What is Environmental Equity?
Achieving environmental equity for everyone means that no single group or community unfairly shoulders the burden of environmental risk (such as flooding, pollution and the adverse impacts of climate change) or is unfairly denied access to environmental benefits (such as access to nature).
This survey refers to environmental ‘equity’ and ‘inequity. When referring to inequity we consider this as one of the main drivers of distributional inequalities. Inequality simply refers to the unequal distribution of environmental risks and benefits whereas inequity refers to unfair and avoidable differences between community groups and populations and is often the result of distributional processes including many decades of economic and planning policies. These differences can have far reaching impacts on people’s lives and on their health and wellbeing.
“The route to achieving equity will not be accomplished through treating everyone equally. It will be achieved by treating everyone justly according to their circumstances.”
Why are we conducting this survey?
Clean air, water and land, and access to high quality green and blue spaces is important for personal health and wellbeing. However, these necessities are unequally distributed with the result that some people can thrive whilst others are underserved and exposed to poor environmental quality and greater environmental risk. Those least well served are often communities in more deprived areas and/or those with above average rates of people of minority ethnic background. For example, analysis by the Environment Agency and others shows that more socially deprived communities are exposed to higher flood risk, and are more likely to have a waste sites located in their area.
The Government’s national 25 Year Environment Plan recognises such inequity noting that “pollution affects us all but it is the most disadvantaged in society who suffer more. The poorer you are, the more likely it is that your house, and your children’s school and playground are close to highly-polluted roads, and the less likely you are to enjoy ready access to green spaces”. Managing environmental equity is important in delivering on the Plan’s commitment to “ensure an equal distribution of environmental benefits, resources and opportunities”. In a recent speech on environmental equity and climate justice, Environment Agency Chief Executive Sir James Bevan said that the Agency needs to play its part so that “the Environment Agency is for everyone in this country, not just for some.” We will do this by working in, for and with communities and by making all decisions in the context of the relevant social, environmental and economic factors. Our internal Action plan EA2025 and our sustainability strategy, eMission2030, further set out our commitment to contribute to a just and fair society.
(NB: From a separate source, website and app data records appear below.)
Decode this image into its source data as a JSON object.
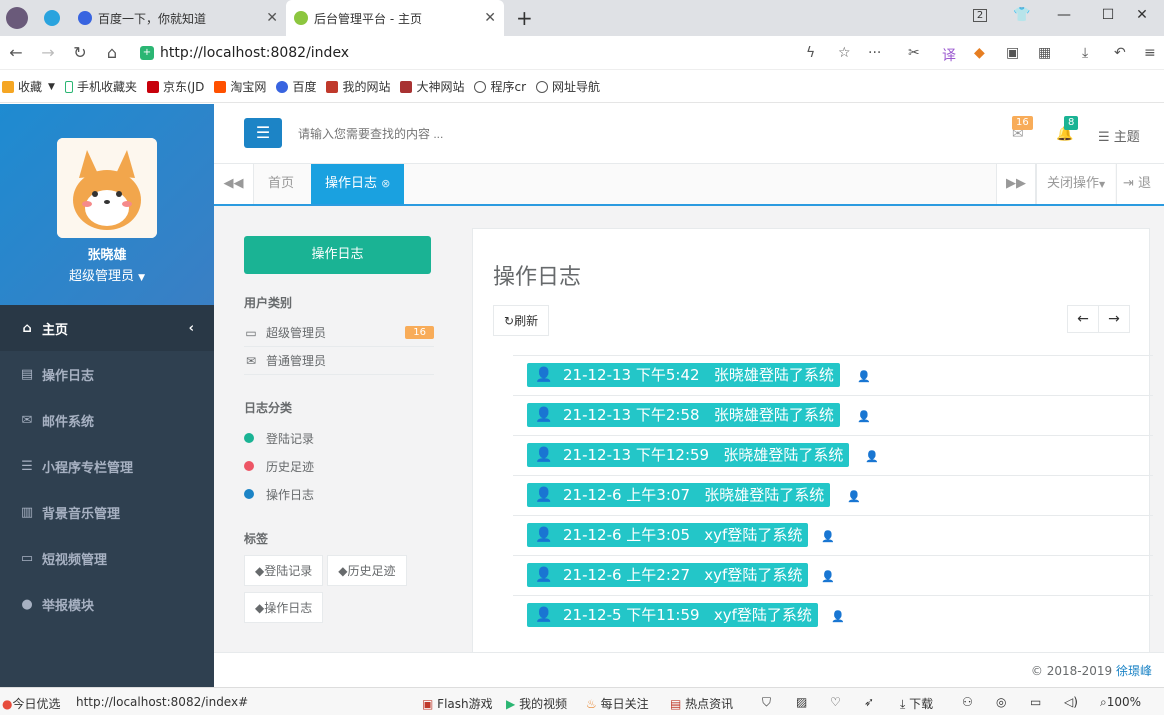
{
  "browser": {
    "tabs": [
      {
        "title": "百度一下，你就知道",
        "active": false
      },
      {
        "title": "后台管理平台 - 主页",
        "active": true
      }
    ],
    "new_tab": "+",
    "window_badge": "2",
    "url": "http://localhost:8082/index",
    "bookmarks": [
      "收藏",
      "手机收藏夹",
      "京东(JD",
      "淘宝网",
      "百度",
      "我的网站",
      "大神网站",
      "程序cr",
      "网址导航"
    ]
  },
  "sidebar": {
    "user_name": "张晓雄",
    "user_role": "超级管理员",
    "menu": [
      {
        "label": "主页",
        "icon": "home-icon"
      },
      {
        "label": "操作日志",
        "icon": "calendar-icon"
      },
      {
        "label": "邮件系统",
        "icon": "envelope-icon"
      },
      {
        "label": "小程序专栏管理",
        "icon": "list-icon"
      },
      {
        "label": "背景音乐管理",
        "icon": "bar-chart-icon"
      },
      {
        "label": "短视频管理",
        "icon": "monitor-icon"
      },
      {
        "label": "举报模块",
        "icon": "info-icon"
      }
    ]
  },
  "header": {
    "search_placeholder": "请输入您需要查找的内容 ...",
    "mail_count": "16",
    "bell_count": "8",
    "theme_label": "主题"
  },
  "tabstrip": {
    "home": "首页",
    "current": "操作日志",
    "close_ops": "关闭操作",
    "logout": "退出"
  },
  "left": {
    "primary_button": "操作日志",
    "user_type_heading": "用户类别",
    "user_types": [
      {
        "label": "超级管理员",
        "count": "16"
      },
      {
        "label": "普通管理员"
      }
    ],
    "log_cat_heading": "日志分类",
    "log_cats": [
      {
        "label": "登陆记录",
        "color": "#1ab394"
      },
      {
        "label": "历史足迹",
        "color": "#ed5565"
      },
      {
        "label": "操作日志",
        "color": "#1c84c6"
      }
    ],
    "tags_heading": "标签",
    "tags": [
      "登陆记录",
      "历史足迹",
      "操作日志"
    ]
  },
  "panel": {
    "title": "操作日志",
    "refresh": "刷新",
    "logs": [
      "21-12-13 下午5:42   张晓雄登陆了系统",
      "21-12-13 下午2:58   张晓雄登陆了系统",
      "21-12-13 下午12:59   张晓雄登陆了系统",
      "21-12-6 上午3:07   张晓雄登陆了系统",
      "21-12-6 上午3:05   xyf登陆了系统",
      "21-12-6 上午2:27   xyf登陆了系统",
      "21-12-5 下午11:59   xyf登陆了系统"
    ]
  },
  "footer": {
    "copyright": "© 2018-2019",
    "author": "徐璟峰"
  },
  "statusbar": {
    "today": "今日优选",
    "hover_url": "http://localhost:8082/index#",
    "items": [
      "Flash游戏",
      "我的视频",
      "每日关注",
      "热点资讯"
    ],
    "download": "下载",
    "zoom": "100%"
  }
}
To help tackle environmental inequalities the Environment Agency wants to embed practices that ensure the work we do in the environment is fair and benefits those who need it most. In order to do this we want to understand how our work impacts on environmental inequity whether we adequately address inequity in our strategies, planning advice, regulation, building and maintenance of assets and in our partnership working; and what actions we need to take as a result. We anticipate that some action could be taken in the near term whilst other actions may take longer or require further resources, or may be beyond our ability to influence altogether. Actions we take must be consistent with our remit as defined by parliament, but we know issues around environmental equity and environmental justice are complex and far reaching, so we are keen to work with others who share our ambitions on social justice and the environment.
This consultation is part of an Environment Agency research project intended to help us develop our response to environmental inequity. We wish to hear from you about how you think we are doing on environmental equity, and what more we need to consider. We are seeking views from a wide range of stakeholders in our work, including those in civil society, such as NGOs, campaigning organisations and local community action groups. We particularly wish to hear from people who do not identify as under-represented groups, given their under-representation in the environment sector. The survey asks about your views on environmental equity and any experience of the Environment Agency, and your views on how we could best address environmental inequity in future. By completing the survey, you will contribute to the shaping of the Environment Agency’s work and our contribution to a more environmentally equal society.
Survey Structure The survey comprises questions that ask you to choose between or rate options, plus some questions that present opportunities to provide fuller written responses. The survey will take about 15 minutes to complete. All information will be treated confidentially, and individuals will not be identified.
This voluntary survey will help the Environment Agency develop a better understanding of how its work impacts on environmental equity. All data is anonymous and any data use will be non-identifiable (we are not collecting any personal data). To disseminate the survey we may use your individual email address. These have been sourced, and will be used, in compliance with GDPR – they will not be shared.
This project has been granted ethics approval by Staffordshire University Ethics procedures. All data is anonymous.
If you have any questions about this project please contact one of the following:
Prof Jon Fairburn, Staffordshire University
Dr Gordon Mitchell, University of Leeds
Dr Joe Swift, Environment Agency
 The Race Matters Institute | Racial Equity Transforms Organizations (viablefuturescenter.org)